= Beginning of Section =
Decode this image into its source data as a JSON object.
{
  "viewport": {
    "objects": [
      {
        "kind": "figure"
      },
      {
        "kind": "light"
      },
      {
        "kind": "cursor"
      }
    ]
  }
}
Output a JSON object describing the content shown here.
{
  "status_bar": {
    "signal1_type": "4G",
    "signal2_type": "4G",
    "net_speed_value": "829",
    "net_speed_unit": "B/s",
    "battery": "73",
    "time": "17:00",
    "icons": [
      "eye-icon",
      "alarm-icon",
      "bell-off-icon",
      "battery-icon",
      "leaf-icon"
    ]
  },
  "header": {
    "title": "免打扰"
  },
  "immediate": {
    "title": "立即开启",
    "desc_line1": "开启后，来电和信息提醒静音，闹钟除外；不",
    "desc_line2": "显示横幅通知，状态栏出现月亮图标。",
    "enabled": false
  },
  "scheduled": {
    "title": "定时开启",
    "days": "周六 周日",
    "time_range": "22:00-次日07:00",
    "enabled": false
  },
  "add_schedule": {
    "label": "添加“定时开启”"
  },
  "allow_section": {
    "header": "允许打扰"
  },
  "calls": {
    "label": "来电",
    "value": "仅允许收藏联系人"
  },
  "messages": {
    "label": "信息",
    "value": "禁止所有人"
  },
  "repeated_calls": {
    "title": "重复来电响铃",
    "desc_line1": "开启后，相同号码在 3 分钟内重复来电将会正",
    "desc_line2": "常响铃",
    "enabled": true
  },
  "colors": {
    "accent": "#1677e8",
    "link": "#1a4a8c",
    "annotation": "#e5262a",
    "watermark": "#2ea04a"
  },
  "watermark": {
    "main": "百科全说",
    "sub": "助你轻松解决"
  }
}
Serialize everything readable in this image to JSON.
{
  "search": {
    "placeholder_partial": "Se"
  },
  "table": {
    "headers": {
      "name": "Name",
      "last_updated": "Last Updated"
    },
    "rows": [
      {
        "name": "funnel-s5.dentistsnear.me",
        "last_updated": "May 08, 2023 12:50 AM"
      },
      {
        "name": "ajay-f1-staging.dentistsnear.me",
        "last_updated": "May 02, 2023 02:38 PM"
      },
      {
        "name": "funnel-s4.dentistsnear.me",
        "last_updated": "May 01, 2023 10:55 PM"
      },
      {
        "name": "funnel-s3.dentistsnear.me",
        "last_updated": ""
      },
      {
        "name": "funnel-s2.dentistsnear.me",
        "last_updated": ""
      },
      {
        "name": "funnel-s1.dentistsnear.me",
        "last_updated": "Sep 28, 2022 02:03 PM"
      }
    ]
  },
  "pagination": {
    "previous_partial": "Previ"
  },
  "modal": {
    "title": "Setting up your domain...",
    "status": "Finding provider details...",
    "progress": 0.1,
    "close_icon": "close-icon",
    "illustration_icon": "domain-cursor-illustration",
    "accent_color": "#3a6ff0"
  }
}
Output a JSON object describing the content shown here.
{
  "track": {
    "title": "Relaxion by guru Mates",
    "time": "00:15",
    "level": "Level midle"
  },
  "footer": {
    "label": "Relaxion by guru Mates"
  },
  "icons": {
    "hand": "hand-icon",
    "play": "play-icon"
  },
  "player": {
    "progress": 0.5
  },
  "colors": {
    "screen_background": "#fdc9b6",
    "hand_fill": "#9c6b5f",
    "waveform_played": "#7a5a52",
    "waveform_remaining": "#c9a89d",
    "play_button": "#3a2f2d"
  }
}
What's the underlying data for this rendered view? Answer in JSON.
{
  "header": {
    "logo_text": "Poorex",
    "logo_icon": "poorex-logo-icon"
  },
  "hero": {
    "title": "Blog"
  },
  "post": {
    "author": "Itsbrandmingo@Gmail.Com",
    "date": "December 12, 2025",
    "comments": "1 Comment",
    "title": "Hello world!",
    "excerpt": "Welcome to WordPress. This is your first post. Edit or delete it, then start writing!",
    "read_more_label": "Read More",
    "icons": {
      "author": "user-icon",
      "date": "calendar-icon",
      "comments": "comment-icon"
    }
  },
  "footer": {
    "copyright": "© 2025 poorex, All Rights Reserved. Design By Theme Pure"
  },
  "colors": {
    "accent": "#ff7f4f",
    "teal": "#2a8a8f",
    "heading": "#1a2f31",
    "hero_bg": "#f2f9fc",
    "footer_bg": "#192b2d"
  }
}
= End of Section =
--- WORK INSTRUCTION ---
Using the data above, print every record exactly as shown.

--- FINAL ANSWER ---
Decode this image into its source data as a JSON object.
{
  "viewport": {
    "objects": [
      {
        "kind": "figure"
      },
      {
        "kind": "light"
      },
      {
        "kind": "cursor"
      }
    ]
  }
}
Output a JSON object describing the content shown here.
{
  "status_bar": {
    "signal1_type": "4G",
    "signal2_type": "4G",
    "net_speed_value": "829",
    "net_speed_unit": "B/s",
    "battery": "73",
    "time": "17:00",
    "icons": [
      "eye-icon",
      "alarm-icon",
      "bell-off-icon",
      "battery-icon",
      "leaf-icon"
    ]
  },
  "header": {
    "title": "免打扰"
  },
  "immediate": {
    "title": "立即开启",
    "desc_line1": "开启后，来电和信息提醒静音，闹钟除外；不",
    "desc_line2": "显示横幅通知，状态栏出现月亮图标。",
    "enabled": false
  },
  "scheduled": {
    "title": "定时开启",
    "days": "周六 周日",
    "time_range": "22:00-次日07:00",
    "enabled": false
  },
  "add_schedule": {
    "label": "添加“定时开启”"
  },
  "allow_section": {
    "header": "允许打扰"
  },
  "calls": {
    "label": "来电",
    "value": "仅允许收藏联系人"
  },
  "messages": {
    "label": "信息",
    "value": "禁止所有人"
  },
  "repeated_calls": {
    "title": "重复来电响铃",
    "desc_line1": "开启后，相同号码在 3 分钟内重复来电将会正",
    "desc_line2": "常响铃",
    "enabled": true
  },
  "colors": {
    "accent": "#1677e8",
    "link": "#1a4a8c",
    "annotation": "#e5262a",
    "watermark": "#2ea04a"
  },
  "watermark": {
    "main": "百科全说",
    "sub": "助你轻松解决"
  }
}
Serialize everything readable in this image to JSON.
{
  "search": {
    "placeholder_partial": "Se"
  },
  "table": {
    "headers": {
      "name": "Name",
      "last_updated": "Last Updated"
    },
    "rows": [
      {
        "name": "funnel-s5.dentistsnear.me",
        "last_updated": "May 08, 2023 12:50 AM"
      },
      {
        "name": "ajay-f1-staging.dentistsnear.me",
        "last_updated": "May 02, 2023 02:38 PM"
      },
      {
        "name": "funnel-s4.dentistsnear.me",
        "last_updated": "May 01, 2023 10:55 PM"
      },
      {
        "name": "funnel-s3.dentistsnear.me",
        "last_updated": ""
      },
      {
        "name": "funnel-s2.dentistsnear.me",
        "last_updated": ""
      },
      {
        "name": "funnel-s1.dentistsnear.me",
        "last_updated": "Sep 28, 2022 02:03 PM"
      }
    ]
  },
  "pagination": {
    "previous_partial": "Previ"
  },
  "modal": {
    "title": "Setting up your domain...",
    "status": "Finding provider details...",
    "progress": 0.1,
    "close_icon": "close-icon",
    "illustration_icon": "domain-cursor-illustration",
    "accent_color": "#3a6ff0"
  }
}
Output a JSON object describing the content shown here.
{
  "track": {
    "title": "Relaxion by guru Mates",
    "time": "00:15",
    "level": "Level midle"
  },
  "footer": {
    "label": "Relaxion by guru Mates"
  },
  "icons": {
    "hand": "hand-icon",
    "play": "play-icon"
  },
  "player": {
    "progress": 0.5
  },
  "colors": {
    "screen_background": "#fdc9b6",
    "hand_fill": "#9c6b5f",
    "waveform_played": "#7a5a52",
    "waveform_remaining": "#c9a89d",
    "play_button": "#3a2f2d"
  }
}
What's the underlying data for this rendered view? Answer in JSON.
{
  "header": {
    "logo_text": "Poorex",
    "logo_icon": "poorex-logo-icon"
  },
  "hero": {
    "title": "Blog"
  },
  "post": {
    "author": "Itsbrandmingo@Gmail.Com",
    "date": "December 12, 2025",
    "comments": "1 Comment",
    "title": "Hello world!",
    "excerpt": "Welcome to WordPress. This is your first post. Edit or delete it, then start writing!",
    "read_more_label": "Read More",
    "icons": {
      "author": "user-icon",
      "date": "calendar-icon",
      "comments": "comment-icon"
    }
  },
  "footer": {
    "copyright": "© 2025 poorex, All Rights Reserved. Design By Theme Pure"
  },
  "colors": {
    "accent": "#ff7f4f",
    "teal": "#2a8a8f",
    "heading": "#1a2f31",
    "hero_bg": "#f2f9fc",
    "footer_bg": "#192b2d"
  }
}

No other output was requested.